Stockholm makes it easier for refugees to meet startups
Sport
LIST: Top-ten ridiculous things Zlatan has compared himself to
Business & Money
Why Swedes don't want the euro
Fastighetsbyrån
Gallery
Property of the week: Vika, Falun
Sponsored Article
Food, fun, and reliable sun: Summer in Dubrovnik
National
Is this the most Swedish tattoo ever?
Sponsored Article
How Stockholm startups help new employees feel at home
Gallery
People-watching: May 20th-22nd
National
How to really annoy a Swede abroad
Sponsored Article
'Only soft power can defeat radicalism'
National
How this war veteran is warming hearts in Sweden
Sponsored Article
Why Stockholm attracts so many successful researchers
Gallery
People-watching: May 18th
National
How this Swede's viral ad totally nailed Stockholm's housing crisis
Gallery
Property of the week: Vasastaden, Gothenburg
Sponsored Article
'Sweden gives artists the space to follow their dreams'
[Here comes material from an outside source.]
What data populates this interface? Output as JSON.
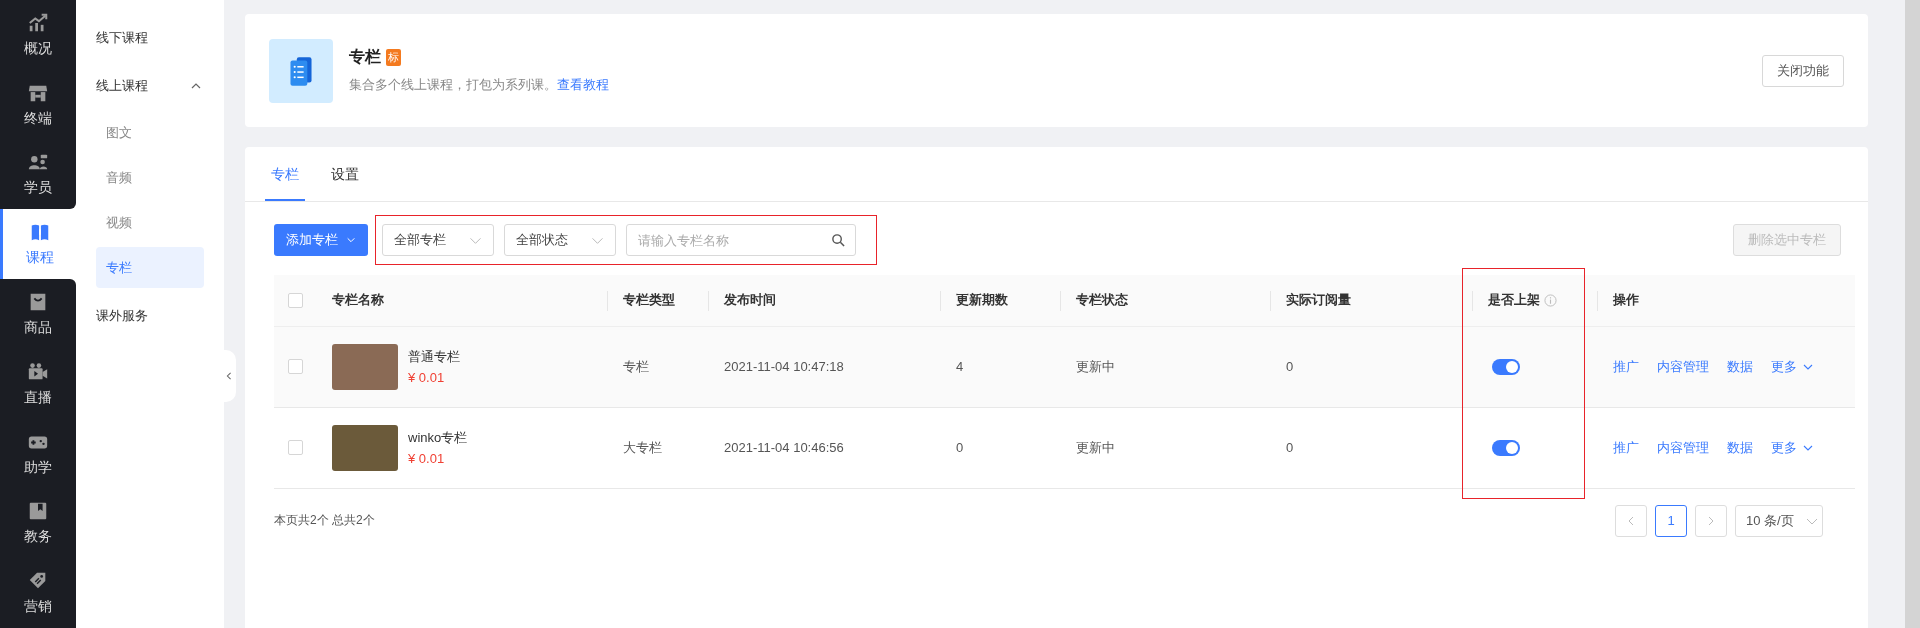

Lifestyle
The best Swedish cities for dating
Sponsored Article
Retiring abroad: ensuring your health is covered
Gallery
People-watching: May 13th-15th
Sponsored Article
Can you afford to live in Stockholm? (Hint: yes)
Culture
BLOG: Eurovision as it happened
National
Why a 116-year-old Swede isn't the world's oldest woman
National
Youth unemployment falls in Sweden
Gallery
People-watching: May 11th
Gallery
People-watching: May 6th-8th
Politics
Why Sweden's Greens are in free fall
National
Can these cartoon Swedes help foreigners blend in?
3,350
jobs available
PSD Media
PSD Media is marketing company that offers innovative solutions for online retailers. We provide modern solutions that help increase traffic and raise conversion. Visit our site at:
psdmedia.se